Speaking of better sleep, one small change you can easily make is to stop scrolling through your phone when you're trying to sleep. According to author and nutrition expert, DavidWolfe.com, "light regulates the body’s sleep-wake cycle, referred to as the circadian rhythm. The blue light from cell phone screens confuses the brain into thinking its daytime, even if you’re staring at your phone at two in the morning. The brain responds to the light by secreting hormones that make you feel more awake, so staring at your phone late at night is one of the worst things you can do for your sleep cycle."
Get Rid Of Clutter
According to the website Lifehack.org, "excessive clutter is often a symptom and a cause of stress and can affect every facet of your life, from the time it takes you to do things to your finances and your overall enjoyment of life. Clutter can distract you, weigh you down, and in general it invites chaos into your life." Nobody wants chaos. So one easy thing you can do to eliminate this stress is to simply declutter. Whether that means donating some of your old clothes or getting rid of things that you don't use or need, less is more — and this one simple life hack could make the world of difference in your day to day life.
Develop A Solid Morning Routine
According to an article by Fast Company that studied the habits of highly productive people, those with a consistent morning routine found it easier to maintain some sense of productivity throughout the day. "Consistency and routine are helpful for starting the day in a proactive mode. While the tasks vary, productive people have found a set of activities and order that works for them."
Surround Yourself With Plants
According to an article on Wired.com, little changes as simple as surrounding yourself with plants have been proven to increase productivity by up to 15 percent. "Its worth investing in them because they add more to an office than a decorative touch," the article said. Like, life. I'm already feeling more upbeat just thinking about plants.
Get Outside As Often As You Can

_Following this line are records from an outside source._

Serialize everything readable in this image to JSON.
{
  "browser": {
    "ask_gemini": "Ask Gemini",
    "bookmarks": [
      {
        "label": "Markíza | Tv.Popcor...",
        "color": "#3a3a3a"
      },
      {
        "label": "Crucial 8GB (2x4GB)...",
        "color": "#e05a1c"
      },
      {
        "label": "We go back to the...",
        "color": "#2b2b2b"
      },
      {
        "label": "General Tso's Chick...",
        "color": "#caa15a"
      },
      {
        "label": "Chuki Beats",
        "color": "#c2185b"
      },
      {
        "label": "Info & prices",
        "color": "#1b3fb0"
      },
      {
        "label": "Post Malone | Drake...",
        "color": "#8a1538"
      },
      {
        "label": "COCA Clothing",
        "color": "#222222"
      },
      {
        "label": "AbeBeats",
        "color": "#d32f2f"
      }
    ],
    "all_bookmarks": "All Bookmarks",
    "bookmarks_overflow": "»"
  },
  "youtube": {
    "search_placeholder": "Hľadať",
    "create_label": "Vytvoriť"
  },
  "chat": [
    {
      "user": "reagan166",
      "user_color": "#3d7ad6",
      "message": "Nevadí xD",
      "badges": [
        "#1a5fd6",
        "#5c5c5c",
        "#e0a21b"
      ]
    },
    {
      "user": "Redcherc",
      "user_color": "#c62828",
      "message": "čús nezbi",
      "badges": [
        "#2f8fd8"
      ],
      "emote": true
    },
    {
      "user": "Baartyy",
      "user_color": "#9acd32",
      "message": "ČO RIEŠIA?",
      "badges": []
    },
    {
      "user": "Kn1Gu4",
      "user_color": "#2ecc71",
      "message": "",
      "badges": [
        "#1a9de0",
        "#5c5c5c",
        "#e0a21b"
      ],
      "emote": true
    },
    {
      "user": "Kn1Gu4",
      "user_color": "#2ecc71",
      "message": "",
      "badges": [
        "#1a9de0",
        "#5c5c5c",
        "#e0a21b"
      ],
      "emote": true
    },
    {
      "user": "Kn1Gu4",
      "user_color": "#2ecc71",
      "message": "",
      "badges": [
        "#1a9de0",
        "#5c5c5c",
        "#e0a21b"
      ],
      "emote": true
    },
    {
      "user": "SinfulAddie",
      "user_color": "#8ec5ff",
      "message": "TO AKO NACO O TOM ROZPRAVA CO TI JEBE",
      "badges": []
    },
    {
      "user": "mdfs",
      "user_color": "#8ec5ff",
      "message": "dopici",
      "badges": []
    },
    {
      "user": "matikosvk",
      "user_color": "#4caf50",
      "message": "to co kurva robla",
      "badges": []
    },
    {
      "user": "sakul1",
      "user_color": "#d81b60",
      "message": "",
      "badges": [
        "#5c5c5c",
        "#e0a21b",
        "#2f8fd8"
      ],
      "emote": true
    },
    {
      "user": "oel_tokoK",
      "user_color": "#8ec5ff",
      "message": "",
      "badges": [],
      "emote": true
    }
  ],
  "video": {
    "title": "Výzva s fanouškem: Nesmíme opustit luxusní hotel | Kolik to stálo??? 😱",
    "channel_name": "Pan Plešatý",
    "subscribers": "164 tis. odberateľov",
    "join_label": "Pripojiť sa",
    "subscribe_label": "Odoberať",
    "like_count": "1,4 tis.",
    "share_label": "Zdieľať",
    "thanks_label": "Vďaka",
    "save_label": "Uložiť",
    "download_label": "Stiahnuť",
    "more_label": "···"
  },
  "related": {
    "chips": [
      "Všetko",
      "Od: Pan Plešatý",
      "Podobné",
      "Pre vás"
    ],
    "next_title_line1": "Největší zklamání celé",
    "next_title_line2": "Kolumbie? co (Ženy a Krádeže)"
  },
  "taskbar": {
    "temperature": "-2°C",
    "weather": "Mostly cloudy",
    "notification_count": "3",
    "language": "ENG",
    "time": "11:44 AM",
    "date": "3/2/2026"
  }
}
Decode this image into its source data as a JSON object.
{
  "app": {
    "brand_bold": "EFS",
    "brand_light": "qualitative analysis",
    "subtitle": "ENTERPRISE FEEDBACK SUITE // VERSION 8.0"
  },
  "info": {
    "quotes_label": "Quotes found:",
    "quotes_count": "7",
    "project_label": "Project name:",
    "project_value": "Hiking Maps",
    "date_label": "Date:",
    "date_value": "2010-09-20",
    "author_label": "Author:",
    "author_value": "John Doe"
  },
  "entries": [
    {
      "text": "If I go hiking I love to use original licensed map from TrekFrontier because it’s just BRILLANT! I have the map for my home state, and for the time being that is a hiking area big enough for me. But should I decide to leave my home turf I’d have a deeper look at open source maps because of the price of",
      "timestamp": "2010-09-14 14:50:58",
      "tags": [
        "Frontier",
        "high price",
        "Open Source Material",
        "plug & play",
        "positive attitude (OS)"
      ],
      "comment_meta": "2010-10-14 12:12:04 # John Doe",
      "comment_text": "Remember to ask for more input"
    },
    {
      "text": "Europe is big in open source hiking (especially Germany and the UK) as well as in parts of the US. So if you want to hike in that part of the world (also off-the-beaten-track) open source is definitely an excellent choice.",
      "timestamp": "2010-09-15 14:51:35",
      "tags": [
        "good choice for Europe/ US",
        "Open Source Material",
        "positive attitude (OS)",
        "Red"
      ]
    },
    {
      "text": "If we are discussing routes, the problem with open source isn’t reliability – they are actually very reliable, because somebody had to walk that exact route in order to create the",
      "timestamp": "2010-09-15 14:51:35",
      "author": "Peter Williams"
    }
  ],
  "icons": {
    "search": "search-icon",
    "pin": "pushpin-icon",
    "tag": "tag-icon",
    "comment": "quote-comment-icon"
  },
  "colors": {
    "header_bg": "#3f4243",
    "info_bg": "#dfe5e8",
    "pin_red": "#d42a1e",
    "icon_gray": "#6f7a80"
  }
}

According to BusinessInsider.com, "nature offers one of the most reliable boosts to your mental and physical well-being," both of which lead to more productivity. Whether it's a walk in the park, taking your exercise outdoors (weather permitting), or taking your lunch break outside, you'll find your productivity levels will likely increase with a higher dose of natural Vitamin D.
Just Do It
No, I'm not talking about the Nike slogan. I'm talking about just doing whatever you've been procrastinating on, or just saving for later. Of course we've all been guilty of procrastinating, but by making yourself stop procrastinating and just do what you need to do, you can save a lot of time and heartache. According to an article by Harvard Business Review: "We can look and feel busy, while artfully avoiding the tasks that really matter. And when we look at those rolling, long-untouched items at the bottom of our to-do list, we can’t help but feel a little disappointed in ourselves." The solution? "The reward for doing a pestering task needs to feel larger than the immediate pain of tackling it." In other words stop dwelling on it and just do it!
Maximize Your Commute
According to an article by Slate, "more than half of Americans spend at least 40 minutes in their round-trip commute; the national average is 50 minutes." That's a lot of time spent traveling to and from work each week — not to mention an incredible amount of time spent each year. While nobody loves to commute, one easy way to make this time feel a little less cumbersome is to spend it getting organized. "Public-transit commuters who can read documents the old-fashioned way should do themselves a favor and download Mendeley or Papers. Both organize your papers and make them searchable by author, year, journal, or topic. They also allow you to create tags and collections of papers, so you can find them more easily later, and sync with desktop apps," Slate wrote.